Here's a statistic from the Longford Trust's experience that may interest Clarke. In pure pounds-and-pence terms – ignoring the voluntary effort put in by our mentors – we "invest" an average of several thousand pounds in each of our "Longford Scholars". The programme has now been running for six years since it was established in memory of the indefatigable prison campaigner, Lord Longford, and its success rate currently stands at 70 per cent. That means seven out of 10 of those we support go on to get their degree, join the labour market and have no further contact with the criminal justice system. How much better than spending £44,000 a year only to see six out of 10 (and that's at the low end of a range of figures available) reoffend?
But of course, this is not just a question of money. There is also the public's entirely justified but sometimes insatiable insistence on punishment. Jeremy Clarkson recently spoke for a sizeable proportion of the nation (why else do they buy his books in such numbers?) when he lambasted prison reformers as "lily-livered, eco-hippie vicars" who want inmates "treated with tenderness and a lot of crisp Egyptian cotton".
I have seen much that is seared on my memory during visits to prisons but no Egyptian cotton. But behind his trademark straining to be gratuitously offensive, Clarkson was making the perfectly valid point that prison isn't all about rehabilitation.
But neither is it – as set out in statute – only about punishment. If Kenneth Clarke is to get anywhere with his "rehabilitation revolution", the rest of us must retreat from polarised positions on punishment vs rehabilitation, and agree you can balance both.
One key to that must be an understanding that, once a sentence has been served and a debt to society paid, those released should be allowed to get on with rebuilding their life, at first under the supervision of a properly funded probation service. Instead we continue to punish them.

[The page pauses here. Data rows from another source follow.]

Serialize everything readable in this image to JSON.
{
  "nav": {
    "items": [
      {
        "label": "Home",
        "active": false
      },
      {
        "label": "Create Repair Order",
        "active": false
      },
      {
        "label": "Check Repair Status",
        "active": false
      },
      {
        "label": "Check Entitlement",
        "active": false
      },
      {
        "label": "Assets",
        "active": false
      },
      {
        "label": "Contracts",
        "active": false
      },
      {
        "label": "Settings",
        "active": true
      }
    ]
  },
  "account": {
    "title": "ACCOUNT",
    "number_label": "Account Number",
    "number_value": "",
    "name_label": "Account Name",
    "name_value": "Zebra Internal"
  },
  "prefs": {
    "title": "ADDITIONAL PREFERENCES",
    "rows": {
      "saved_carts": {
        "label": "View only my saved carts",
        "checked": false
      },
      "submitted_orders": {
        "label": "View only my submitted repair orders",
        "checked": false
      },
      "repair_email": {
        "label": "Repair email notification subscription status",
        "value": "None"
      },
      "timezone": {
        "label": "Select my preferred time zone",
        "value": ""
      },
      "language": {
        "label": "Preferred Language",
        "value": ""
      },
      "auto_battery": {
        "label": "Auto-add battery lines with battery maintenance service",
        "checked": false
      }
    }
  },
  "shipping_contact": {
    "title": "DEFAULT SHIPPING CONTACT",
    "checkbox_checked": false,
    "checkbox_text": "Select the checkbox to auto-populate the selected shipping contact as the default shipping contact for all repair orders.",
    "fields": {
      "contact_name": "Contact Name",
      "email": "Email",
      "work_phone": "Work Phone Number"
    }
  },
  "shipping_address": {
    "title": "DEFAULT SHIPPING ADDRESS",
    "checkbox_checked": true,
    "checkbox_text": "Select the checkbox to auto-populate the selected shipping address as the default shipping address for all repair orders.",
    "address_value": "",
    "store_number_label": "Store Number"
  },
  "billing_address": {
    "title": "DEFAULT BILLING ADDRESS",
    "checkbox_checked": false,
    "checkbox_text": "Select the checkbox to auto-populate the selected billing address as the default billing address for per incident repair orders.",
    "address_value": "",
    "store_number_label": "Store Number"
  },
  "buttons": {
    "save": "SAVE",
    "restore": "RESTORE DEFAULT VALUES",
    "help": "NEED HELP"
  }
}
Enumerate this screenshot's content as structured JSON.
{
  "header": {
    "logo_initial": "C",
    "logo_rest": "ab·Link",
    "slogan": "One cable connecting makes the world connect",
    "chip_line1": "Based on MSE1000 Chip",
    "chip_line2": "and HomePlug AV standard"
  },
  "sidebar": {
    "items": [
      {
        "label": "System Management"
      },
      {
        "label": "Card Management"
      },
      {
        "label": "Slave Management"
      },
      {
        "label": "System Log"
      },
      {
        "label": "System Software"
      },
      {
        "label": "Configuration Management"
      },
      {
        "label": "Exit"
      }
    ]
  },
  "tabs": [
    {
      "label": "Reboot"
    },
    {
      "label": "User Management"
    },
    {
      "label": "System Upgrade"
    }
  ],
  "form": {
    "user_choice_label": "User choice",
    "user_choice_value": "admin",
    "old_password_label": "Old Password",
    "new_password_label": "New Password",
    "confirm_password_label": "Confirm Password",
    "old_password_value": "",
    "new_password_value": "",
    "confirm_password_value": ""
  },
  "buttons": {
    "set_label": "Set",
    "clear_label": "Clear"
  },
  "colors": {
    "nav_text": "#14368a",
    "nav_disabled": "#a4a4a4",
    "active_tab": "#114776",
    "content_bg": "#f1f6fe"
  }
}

Among recent Longford Scholars have been too many individuals who have their initial offer of a university place withdrawn when they disclose their criminal record. It is never explained in those terms, of course, but how else, for example, do you account for the student this year with the top grades in his subject at his further education college who has been turned down by the local university when others in his class were accepted? The only difference is that he has been to prison and they haven't. Or there's another who applied to the London School of Economics, which promises all first years a place in halls. He was told that offer didn't apply to him because of his criminal record. The list of disappointments is endless.
Faced by such double punishment is it any wonder that even well-supported ex-prisoners, determined to stick to the straight and narrow, go on to reoffend? If we insist on assuming the worst about people, then we are creating a climate where our prediction is more likely to come true.
That is the real context for the sentencing and rehabilitation reviews that Kenneth Clarke has now ordered. Their final outcome is down to us. They will no doubt make exactly the same sensible suggestions as similar committees in recent years on the need for well-resourced community punishments, reduced use of indeterminate sentences, a restoration of judges' flexibility in determining individual tariffs, and an end to excessive recall to jail of prisoners out on parole for trivial reasons (one of our students because he was pulled over by police for not wearing his seat belt).
How far Mr Clarke is able to act on these conclusions will be dictated in part by the Treasury, but mostly by a political judgement of public attitudes to rehabilitation. And so far, despite an avalanche of evidence that it can and does work, we still seem to have a blind faith in punishment to do the job of reforming criminals all by itself.
Peter Stanford is director of the Longford Trust